▶ Try it
Pictures must not be copied, but every entry must be reproduced exactly.

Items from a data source

^^^^

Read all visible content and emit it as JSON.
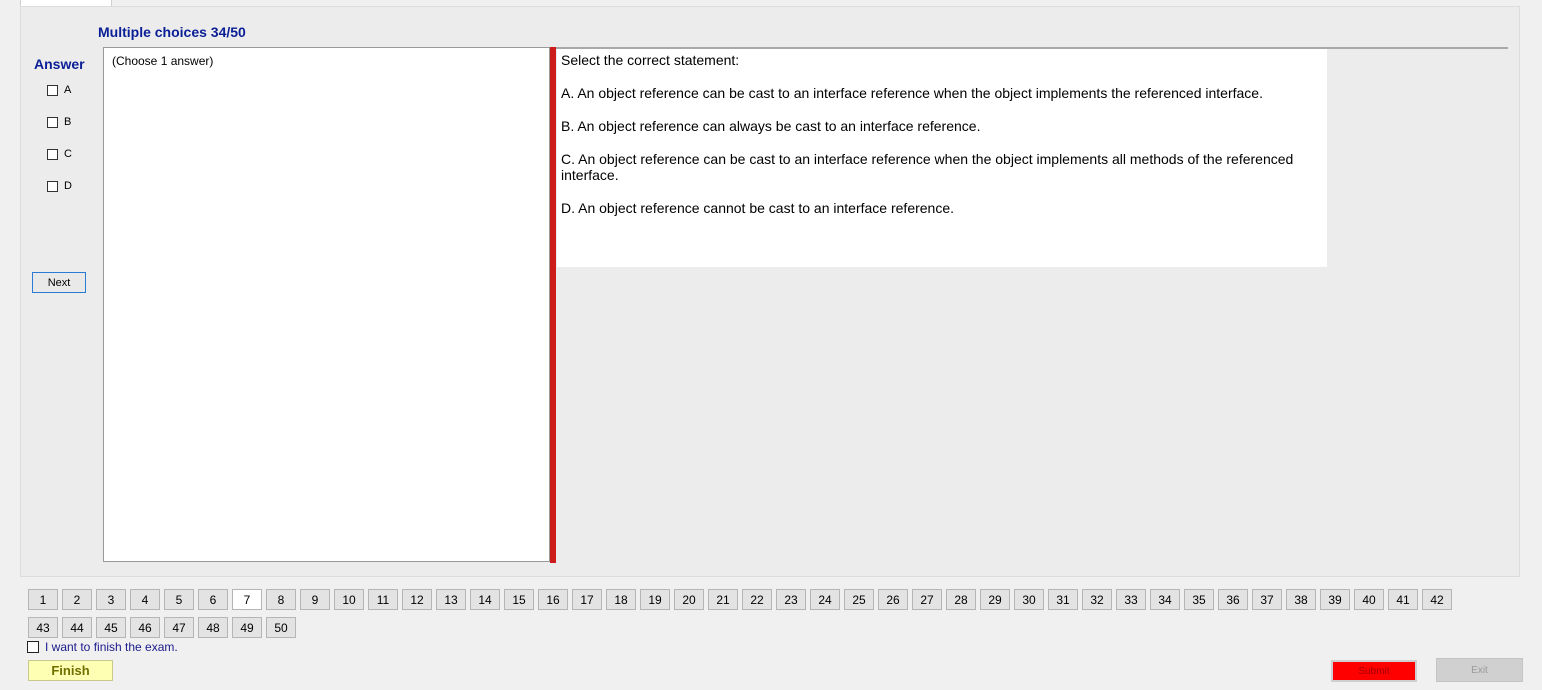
{
  "header": {
    "title": "Multiple choices 34/50"
  },
  "answer": {
    "label": "Answer",
    "options": [
      "A",
      "B",
      "C",
      "D"
    ],
    "next_label": "Next",
    "box_text": "(Choose 1 answer)"
  },
  "question": {
    "prompt": "Select the correct statement:",
    "choices": [
      "A.  An object reference can be cast to an interface reference when the object implements the referenced interface.",
      "B.  An object reference can always be cast to an interface reference.",
      "C.  An object reference can be cast to an interface reference when the object implements all methods of the referenced interface.",
      "D.  An object reference cannot be cast to an interface reference."
    ]
  },
  "navigation": {
    "current": "7",
    "numbers": [
      "1",
      "2",
      "3",
      "4",
      "5",
      "6",
      "7",
      "8",
      "9",
      "10",
      "11",
      "12",
      "13",
      "14",
      "15",
      "16",
      "17",
      "18",
      "19",
      "20",
      "21",
      "22",
      "23",
      "24",
      "25",
      "26",
      "27",
      "28",
      "29",
      "30",
      "31",
      "32",
      "33",
      "34",
      "35",
      "36",
      "37",
      "38",
      "39",
      "40",
      "41",
      "42",
      "43",
      "44",
      "45",
      "46",
      "47",
      "48",
      "49",
      "50"
    ]
  },
  "footer": {
    "finish_check_label": "I want to finish the exam.",
    "finish_label": "Finish",
    "submit_label": "Submit",
    "exit_label": "Exit"
  },
  "colors": {
    "title": "#0a1e96",
    "splitter": "#cc1c1c",
    "finish_bg": "#ffffb4",
    "submit_bg": "#ff0000"
  }
}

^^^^

▶ Answer space
Read all visible content and emit it as JSON.
{
  "header": {
    "title": "Multiple choices 34/50"
  },
  "answer": {
    "label": "Answer",
    "options": [
      "A",
      "B",
      "C",
      "D"
    ],
    "next_label": "Next",
    "box_text": "(Choose 1 answer)"
  },
  "question": {
    "prompt": "Select the correct statement:",
    "choices": [
      "A.  An object reference can be cast to an interface reference when the object implements the referenced interface.",
      "B.  An object reference can always be cast to an interface reference.",
      "C.  An object reference can be cast to an interface reference when the object implements all methods of the referenced interface.",
      "D.  An object reference cannot be cast to an interface reference."
    ]
  },
  "navigation": {
    "current": "7",
    "numbers": [
      "1",
      "2",
      "3",
      "4",
      "5",
      "6",
      "7",
      "8",
      "9",
      "10",
      "11",
      "12",
      "13",
      "14",
      "15",
      "16",
      "17",
      "18",
      "19",
      "20",
      "21",
      "22",
      "23",
      "24",
      "25",
      "26",
      "27",
      "28",
      "29",
      "30",
      "31",
      "32",
      "33",
      "34",
      "35",
      "36",
      "37",
      "38",
      "39",
      "40",
      "41",
      "42",
      "43",
      "44",
      "45",
      "46",
      "47",
      "48",
      "49",
      "50"
    ]
  },
  "footer": {
    "finish_check_label": "I want to finish the exam.",
    "finish_label": "Finish",
    "submit_label": "Submit",
    "exit_label": "Exit"
  },
  "colors": {
    "title": "#0a1e96",
    "splitter": "#cc1c1c",
    "finish_bg": "#ffffb4",
    "submit_bg": "#ff0000"
  }
}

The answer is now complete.